   SEARCH HOME Math Central Quandaries & Queries  Question from Nazrul, a teacher: How can I trisect an angle? Nazrul,

For practical purposes, use a protractor!

For abstract mathematical purposes, there are many ways of trisecting an angle using aids such as special curves (eg, the "trisectrix of Maclaurin") or drawing implements. One particularly cute example is the "tomahawk":

http://en.wikipedia.org/wiki/Tomahawk_(geometric_shape)

The famously impossible problem is that of trisecting an angle using only a compass and [unmarked] straightedge. The reason that this is known to be impossible is that all constructions with these tools can be expressed in terms of rational operations and square roots. Thus, if you start inside the so-called "field of Hippasian numbers", those that can be obtained from the rationals by an arbitrary finite sequence of applications of +,-,*,/,√ , you cannot get out of it by "Euclidean constructions."

But the coordinates describing a 60 degree angle are in this field, and those of a 20 degree angle are not.
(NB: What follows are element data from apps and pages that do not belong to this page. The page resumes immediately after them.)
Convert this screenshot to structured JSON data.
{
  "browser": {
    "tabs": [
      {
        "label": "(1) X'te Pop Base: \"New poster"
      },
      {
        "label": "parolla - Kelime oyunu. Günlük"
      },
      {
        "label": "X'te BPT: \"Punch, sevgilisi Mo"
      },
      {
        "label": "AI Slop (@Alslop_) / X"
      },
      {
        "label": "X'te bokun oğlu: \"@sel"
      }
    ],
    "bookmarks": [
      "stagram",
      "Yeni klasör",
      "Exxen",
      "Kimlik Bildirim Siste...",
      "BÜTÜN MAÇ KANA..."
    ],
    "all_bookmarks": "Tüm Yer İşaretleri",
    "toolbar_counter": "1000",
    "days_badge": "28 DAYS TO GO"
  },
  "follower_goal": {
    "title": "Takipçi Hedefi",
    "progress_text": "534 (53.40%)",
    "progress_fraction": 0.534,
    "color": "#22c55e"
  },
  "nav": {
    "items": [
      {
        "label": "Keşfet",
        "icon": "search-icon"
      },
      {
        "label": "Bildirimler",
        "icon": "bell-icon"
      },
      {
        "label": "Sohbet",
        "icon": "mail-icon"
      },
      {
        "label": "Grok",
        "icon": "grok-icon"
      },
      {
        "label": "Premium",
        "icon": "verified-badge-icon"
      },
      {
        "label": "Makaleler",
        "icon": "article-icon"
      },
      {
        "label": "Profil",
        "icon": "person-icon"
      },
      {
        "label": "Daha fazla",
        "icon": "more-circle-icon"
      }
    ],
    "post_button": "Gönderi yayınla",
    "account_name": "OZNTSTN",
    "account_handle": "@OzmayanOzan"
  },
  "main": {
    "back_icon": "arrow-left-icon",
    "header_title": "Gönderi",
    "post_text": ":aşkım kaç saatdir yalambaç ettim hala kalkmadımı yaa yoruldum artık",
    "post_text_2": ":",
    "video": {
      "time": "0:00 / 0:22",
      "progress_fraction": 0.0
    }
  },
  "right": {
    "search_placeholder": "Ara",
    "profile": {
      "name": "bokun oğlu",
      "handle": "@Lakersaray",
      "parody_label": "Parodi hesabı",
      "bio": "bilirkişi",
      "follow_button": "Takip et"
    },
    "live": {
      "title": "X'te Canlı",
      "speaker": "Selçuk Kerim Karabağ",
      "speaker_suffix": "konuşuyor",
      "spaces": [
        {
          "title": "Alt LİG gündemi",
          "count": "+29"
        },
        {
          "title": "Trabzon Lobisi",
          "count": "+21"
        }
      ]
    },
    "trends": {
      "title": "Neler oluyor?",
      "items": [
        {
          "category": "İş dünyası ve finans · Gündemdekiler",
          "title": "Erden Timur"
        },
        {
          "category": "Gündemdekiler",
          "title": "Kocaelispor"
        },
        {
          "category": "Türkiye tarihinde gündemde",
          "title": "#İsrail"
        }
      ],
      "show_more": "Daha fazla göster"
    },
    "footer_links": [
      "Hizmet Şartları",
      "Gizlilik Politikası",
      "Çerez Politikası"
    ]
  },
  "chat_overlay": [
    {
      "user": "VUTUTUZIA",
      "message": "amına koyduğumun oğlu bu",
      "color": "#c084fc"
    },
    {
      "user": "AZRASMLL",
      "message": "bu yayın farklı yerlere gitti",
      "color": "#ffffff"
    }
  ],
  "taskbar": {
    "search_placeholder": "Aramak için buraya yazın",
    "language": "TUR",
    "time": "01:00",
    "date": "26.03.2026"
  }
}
Case closed.

If you want to understand this better [especially the proof of my statement above about 20 degree angles], I recommend Benjamin Bold's excellent and inexpensive little book Famous Problems of Geometry and How to Solve Them (Dover). If you want to go more deeply into the history of trisection attempts, Underwood Dudley's "Budget of Trisections" is the classic.

Good Hunting!
RD     Math Central is supported by the University of Regina and The Pacific Institute for the Mathematical Sciences.